◆ Work required: Using the entries below, restate word for word only the lines from the one with "Give me the" to the final line, leaving the pictures out.

-- Dataset follows --

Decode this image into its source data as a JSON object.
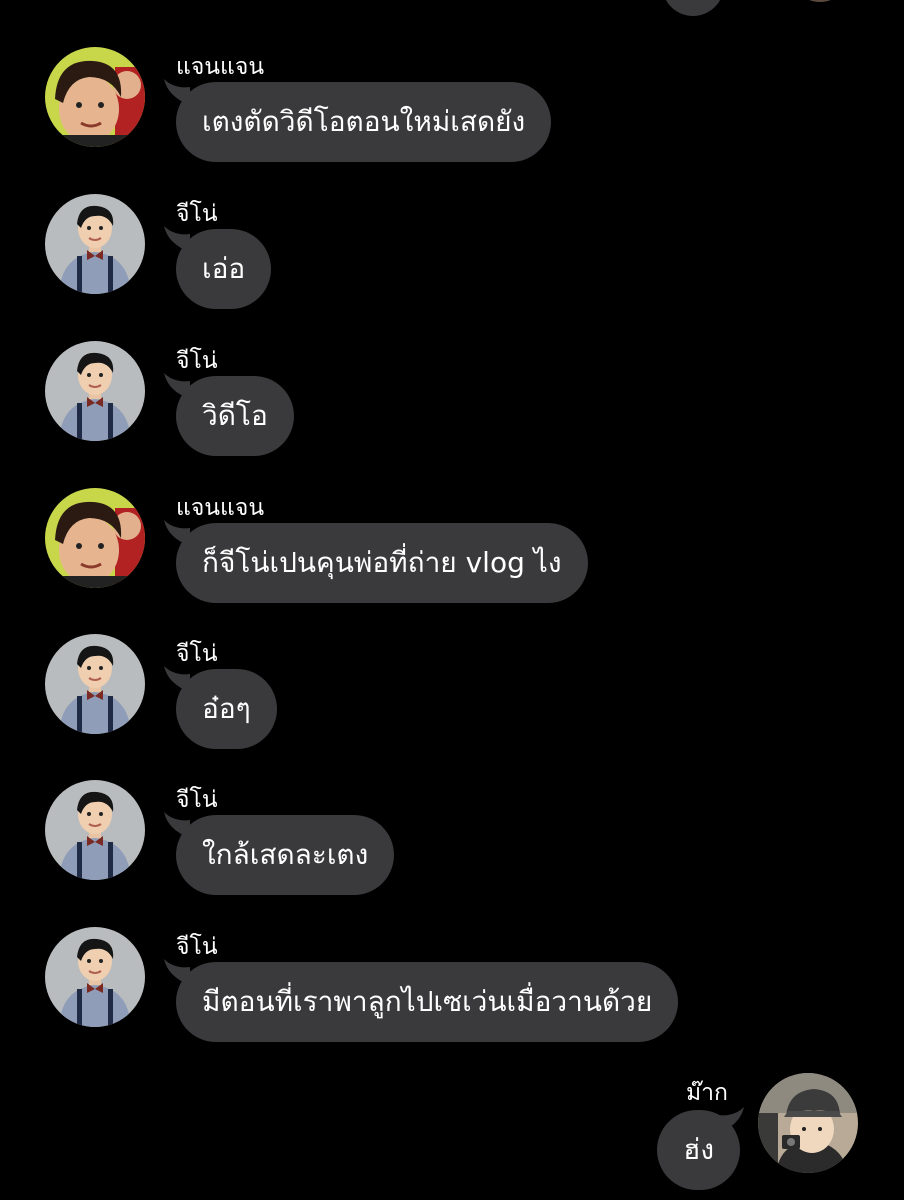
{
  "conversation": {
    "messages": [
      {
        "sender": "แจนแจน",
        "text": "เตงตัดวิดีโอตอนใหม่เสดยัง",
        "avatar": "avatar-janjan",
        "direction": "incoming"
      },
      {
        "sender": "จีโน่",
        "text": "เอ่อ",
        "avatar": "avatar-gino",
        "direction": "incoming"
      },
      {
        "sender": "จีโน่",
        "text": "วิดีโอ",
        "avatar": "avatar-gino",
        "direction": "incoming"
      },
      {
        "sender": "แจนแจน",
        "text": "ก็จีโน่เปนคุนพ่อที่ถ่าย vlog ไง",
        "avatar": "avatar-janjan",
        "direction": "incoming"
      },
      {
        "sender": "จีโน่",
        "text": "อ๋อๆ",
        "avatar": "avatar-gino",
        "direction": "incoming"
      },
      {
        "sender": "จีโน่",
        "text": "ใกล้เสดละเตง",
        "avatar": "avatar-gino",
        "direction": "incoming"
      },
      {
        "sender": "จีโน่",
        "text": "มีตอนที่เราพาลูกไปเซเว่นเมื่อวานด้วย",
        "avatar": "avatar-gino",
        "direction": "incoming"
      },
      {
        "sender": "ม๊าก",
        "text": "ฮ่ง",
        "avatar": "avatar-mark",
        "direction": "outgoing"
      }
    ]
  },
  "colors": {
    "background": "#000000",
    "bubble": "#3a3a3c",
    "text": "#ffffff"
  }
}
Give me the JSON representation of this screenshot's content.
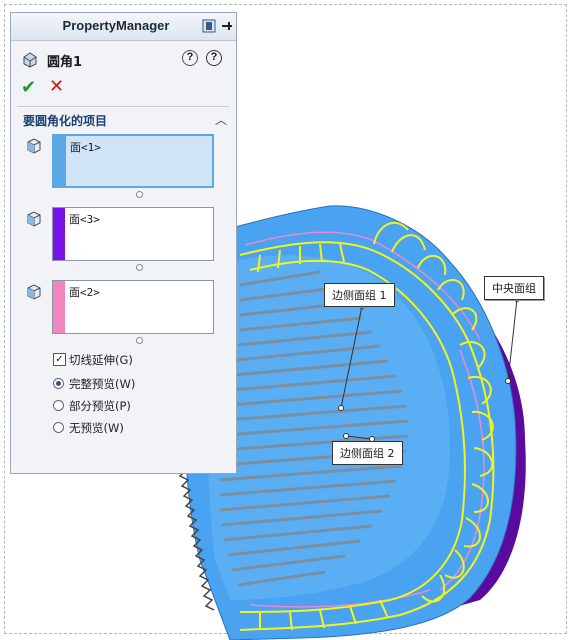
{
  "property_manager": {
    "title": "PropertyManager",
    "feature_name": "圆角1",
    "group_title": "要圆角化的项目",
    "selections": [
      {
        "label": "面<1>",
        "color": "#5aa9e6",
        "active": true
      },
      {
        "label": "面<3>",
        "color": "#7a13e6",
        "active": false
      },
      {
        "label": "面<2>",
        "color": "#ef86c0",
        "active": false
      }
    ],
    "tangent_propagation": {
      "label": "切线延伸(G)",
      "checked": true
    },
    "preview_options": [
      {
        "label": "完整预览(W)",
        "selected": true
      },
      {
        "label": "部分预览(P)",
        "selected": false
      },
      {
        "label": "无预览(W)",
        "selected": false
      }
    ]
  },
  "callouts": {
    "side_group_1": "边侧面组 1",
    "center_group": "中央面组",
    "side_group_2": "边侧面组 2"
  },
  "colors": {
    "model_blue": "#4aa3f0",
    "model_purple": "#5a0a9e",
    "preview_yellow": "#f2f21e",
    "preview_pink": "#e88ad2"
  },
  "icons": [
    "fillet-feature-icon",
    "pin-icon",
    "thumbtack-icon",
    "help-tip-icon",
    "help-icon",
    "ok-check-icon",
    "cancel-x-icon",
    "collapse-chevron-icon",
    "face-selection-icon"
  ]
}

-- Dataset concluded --

◆ Expected answer:
Give me the JSON representation of this screenshot's content.
{
  "property_manager": {
    "title": "PropertyManager",
    "feature_name": "圆角1",
    "group_title": "要圆角化的项目",
    "selections": [
      {
        "label": "面<1>",
        "color": "#5aa9e6",
        "active": true
      },
      {
        "label": "面<3>",
        "color": "#7a13e6",
        "active": false
      },
      {
        "label": "面<2>",
        "color": "#ef86c0",
        "active": false
      }
    ],
    "tangent_propagation": {
      "label": "切线延伸(G)",
      "checked": true
    },
    "preview_options": [
      {
        "label": "完整预览(W)",
        "selected": true
      },
      {
        "label": "部分预览(P)",
        "selected": false
      },
      {
        "label": "无预览(W)",
        "selected": false
      }
    ]
  },
  "callouts": {
    "side_group_1": "边侧面组 1",
    "center_group": "中央面组",
    "side_group_2": "边侧面组 2"
  },
  "colors": {
    "model_blue": "#4aa3f0",
    "model_purple": "#5a0a9e",
    "preview_yellow": "#f2f21e",
    "preview_pink": "#e88ad2"
  },
  "icons": [
    "fillet-feature-icon",
    "pin-icon",
    "thumbtack-icon",
    "help-tip-icon",
    "help-icon",
    "ok-check-icon",
    "cancel-x-icon",
    "collapse-chevron-icon",
    "face-selection-icon"
  ]
}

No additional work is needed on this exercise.